*** Available data Section Begins ***
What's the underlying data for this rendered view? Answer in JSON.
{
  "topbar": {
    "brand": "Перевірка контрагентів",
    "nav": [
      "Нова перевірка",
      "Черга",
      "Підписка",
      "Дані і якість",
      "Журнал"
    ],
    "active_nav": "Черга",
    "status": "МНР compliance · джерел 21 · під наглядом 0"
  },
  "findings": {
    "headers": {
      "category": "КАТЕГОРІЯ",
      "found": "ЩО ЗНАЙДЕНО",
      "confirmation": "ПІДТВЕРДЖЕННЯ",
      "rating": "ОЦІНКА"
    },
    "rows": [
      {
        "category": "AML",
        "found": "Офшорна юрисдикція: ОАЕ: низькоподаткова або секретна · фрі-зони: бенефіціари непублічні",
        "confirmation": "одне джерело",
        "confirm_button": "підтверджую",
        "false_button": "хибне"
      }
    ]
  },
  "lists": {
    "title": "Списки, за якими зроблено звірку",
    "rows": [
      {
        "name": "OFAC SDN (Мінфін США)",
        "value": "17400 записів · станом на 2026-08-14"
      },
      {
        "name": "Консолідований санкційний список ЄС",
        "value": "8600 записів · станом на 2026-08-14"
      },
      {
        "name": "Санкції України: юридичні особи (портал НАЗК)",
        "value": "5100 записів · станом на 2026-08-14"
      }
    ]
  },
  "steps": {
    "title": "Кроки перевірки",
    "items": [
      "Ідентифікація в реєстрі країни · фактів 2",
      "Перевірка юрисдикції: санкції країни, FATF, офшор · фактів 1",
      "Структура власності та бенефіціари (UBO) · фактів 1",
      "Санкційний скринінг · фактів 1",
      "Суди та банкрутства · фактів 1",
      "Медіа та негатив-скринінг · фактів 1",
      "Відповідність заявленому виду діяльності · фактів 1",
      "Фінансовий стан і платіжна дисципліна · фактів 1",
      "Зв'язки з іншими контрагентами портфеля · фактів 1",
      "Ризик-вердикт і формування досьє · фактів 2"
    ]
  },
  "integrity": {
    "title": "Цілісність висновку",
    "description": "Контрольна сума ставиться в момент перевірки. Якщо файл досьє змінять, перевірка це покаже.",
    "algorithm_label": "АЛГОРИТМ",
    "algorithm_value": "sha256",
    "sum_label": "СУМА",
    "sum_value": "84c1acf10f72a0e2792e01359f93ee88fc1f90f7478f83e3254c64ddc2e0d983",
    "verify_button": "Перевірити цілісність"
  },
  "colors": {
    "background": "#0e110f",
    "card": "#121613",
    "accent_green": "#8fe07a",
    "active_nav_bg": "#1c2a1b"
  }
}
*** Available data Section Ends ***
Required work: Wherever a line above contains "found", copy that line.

Answer:
      "found": "ЩО ЗНАЙДЕНО",
        "found": "Офшорна юрисдикція: ОАЕ: низькоподаткова або секретна · фрі-зони: бенефіціари непублічні",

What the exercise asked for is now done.